What needs to be done: Please return all of the records verbatim, with the pictures omitted.

Data about app and page elements:

* * *

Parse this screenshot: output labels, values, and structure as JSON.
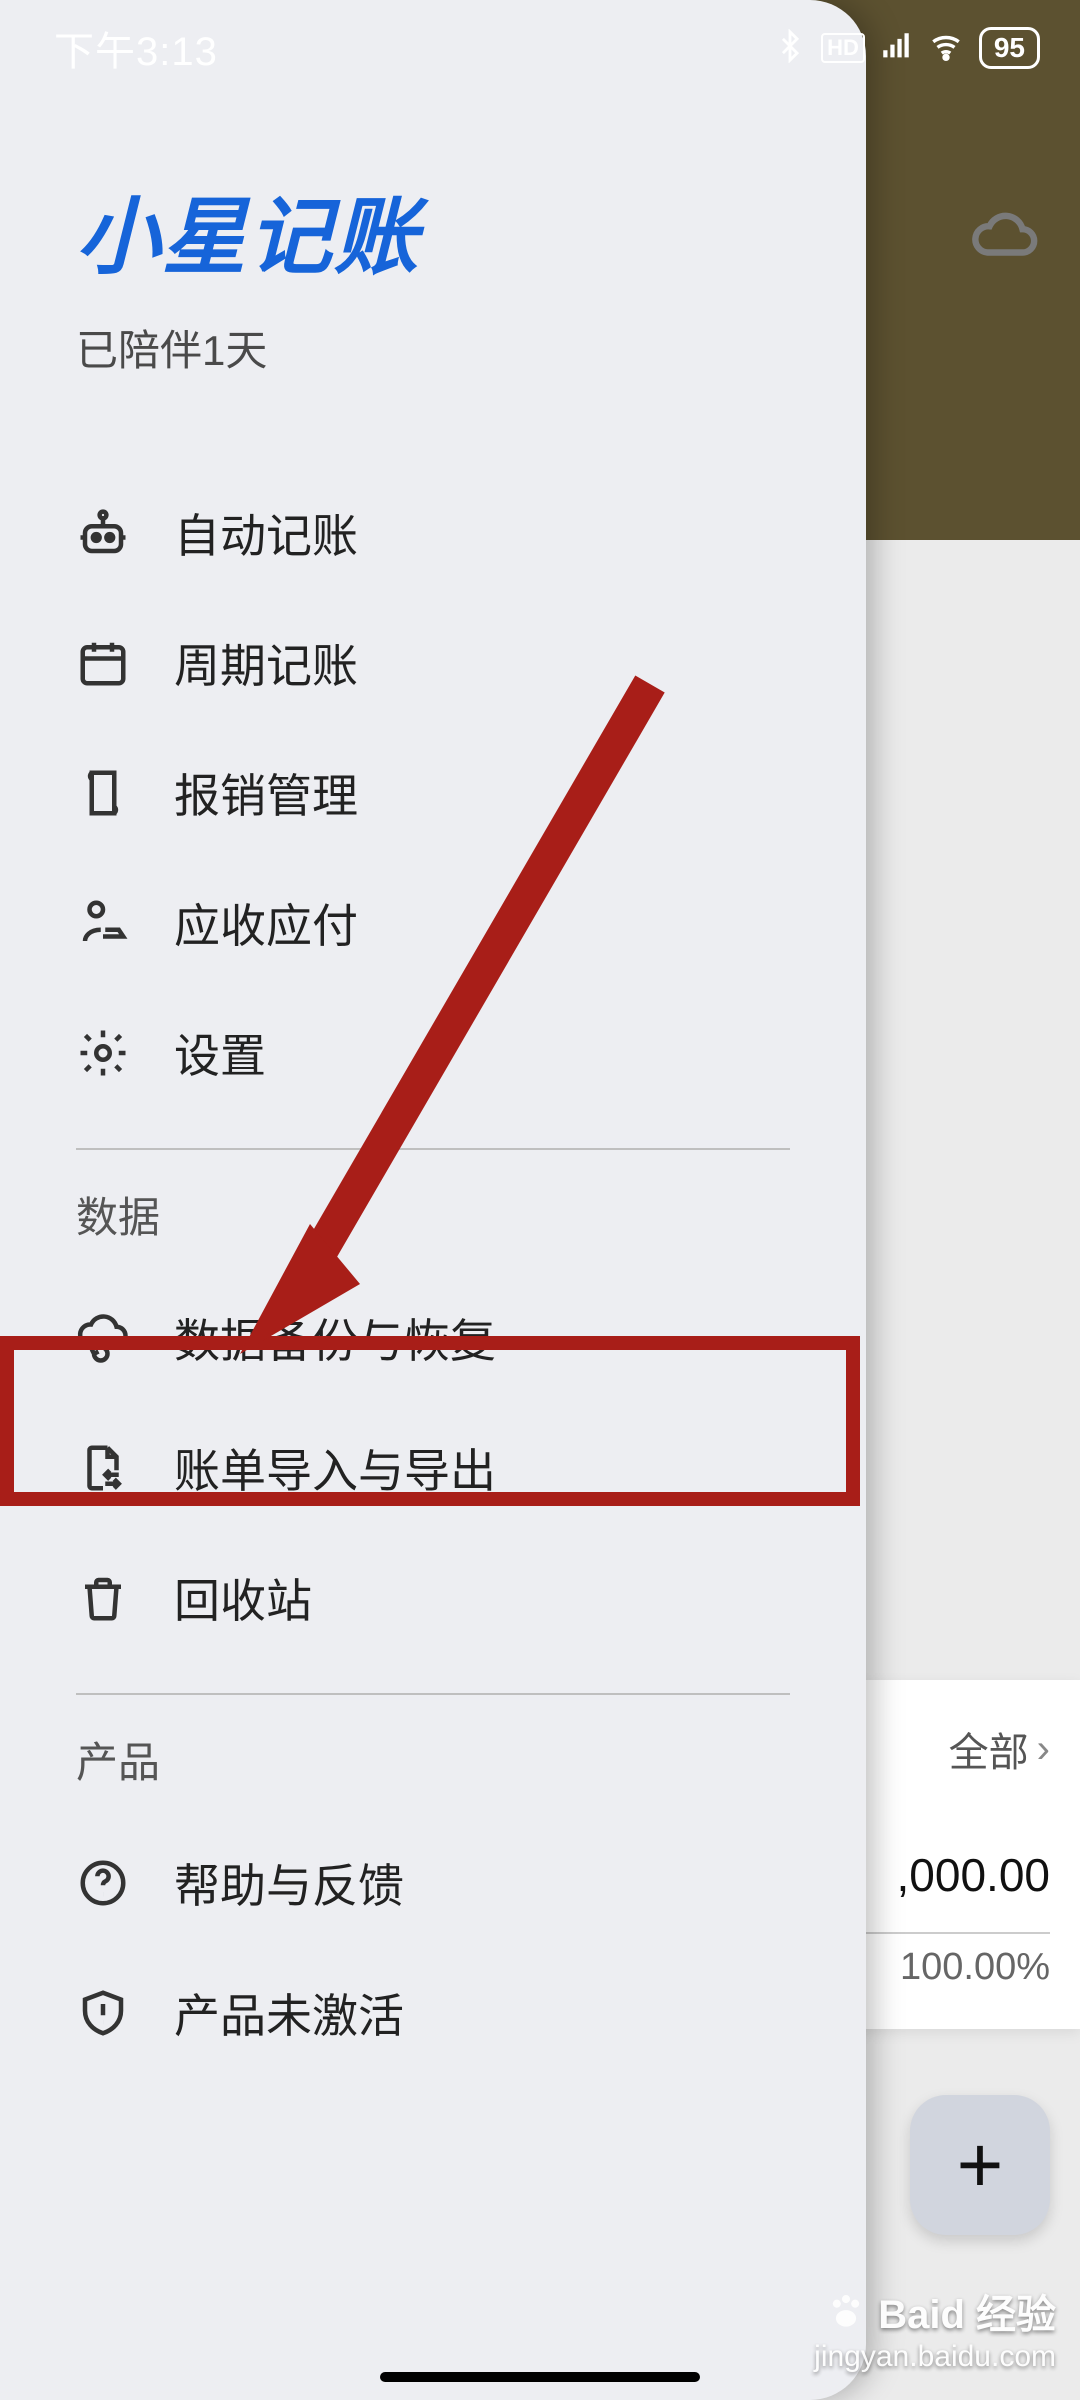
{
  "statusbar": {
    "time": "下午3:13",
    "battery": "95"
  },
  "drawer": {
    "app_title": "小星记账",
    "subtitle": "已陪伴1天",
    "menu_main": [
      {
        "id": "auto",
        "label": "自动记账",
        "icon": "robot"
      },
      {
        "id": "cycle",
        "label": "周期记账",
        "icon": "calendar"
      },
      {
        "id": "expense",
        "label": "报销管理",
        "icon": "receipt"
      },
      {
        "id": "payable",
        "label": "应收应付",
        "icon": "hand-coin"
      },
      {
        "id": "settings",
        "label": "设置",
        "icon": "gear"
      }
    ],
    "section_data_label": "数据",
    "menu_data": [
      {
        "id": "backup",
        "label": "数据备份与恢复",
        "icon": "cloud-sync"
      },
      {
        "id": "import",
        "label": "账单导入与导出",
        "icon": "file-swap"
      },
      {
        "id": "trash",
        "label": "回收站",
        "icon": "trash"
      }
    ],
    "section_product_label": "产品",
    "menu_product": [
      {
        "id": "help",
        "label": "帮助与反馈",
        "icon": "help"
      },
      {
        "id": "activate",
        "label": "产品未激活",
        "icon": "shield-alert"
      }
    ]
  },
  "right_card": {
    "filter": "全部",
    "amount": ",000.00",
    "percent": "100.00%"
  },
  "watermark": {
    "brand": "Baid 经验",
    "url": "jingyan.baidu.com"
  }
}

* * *

Expected output:
Parse this screenshot: output labels, values, and structure as JSON.
{
  "statusbar": {
    "time": "下午3:13",
    "battery": "95"
  },
  "drawer": {
    "app_title": "小星记账",
    "subtitle": "已陪伴1天",
    "menu_main": [
      {
        "id": "auto",
        "label": "自动记账",
        "icon": "robot"
      },
      {
        "id": "cycle",
        "label": "周期记账",
        "icon": "calendar"
      },
      {
        "id": "expense",
        "label": "报销管理",
        "icon": "receipt"
      },
      {
        "id": "payable",
        "label": "应收应付",
        "icon": "hand-coin"
      },
      {
        "id": "settings",
        "label": "设置",
        "icon": "gear"
      }
    ],
    "section_data_label": "数据",
    "menu_data": [
      {
        "id": "backup",
        "label": "数据备份与恢复",
        "icon": "cloud-sync"
      },
      {
        "id": "import",
        "label": "账单导入与导出",
        "icon": "file-swap"
      },
      {
        "id": "trash",
        "label": "回收站",
        "icon": "trash"
      }
    ],
    "section_product_label": "产品",
    "menu_product": [
      {
        "id": "help",
        "label": "帮助与反馈",
        "icon": "help"
      },
      {
        "id": "activate",
        "label": "产品未激活",
        "icon": "shield-alert"
      }
    ]
  },
  "right_card": {
    "filter": "全部",
    "amount": ",000.00",
    "percent": "100.00%"
  },
  "watermark": {
    "brand": "Baid 经验",
    "url": "jingyan.baidu.com"
  }
}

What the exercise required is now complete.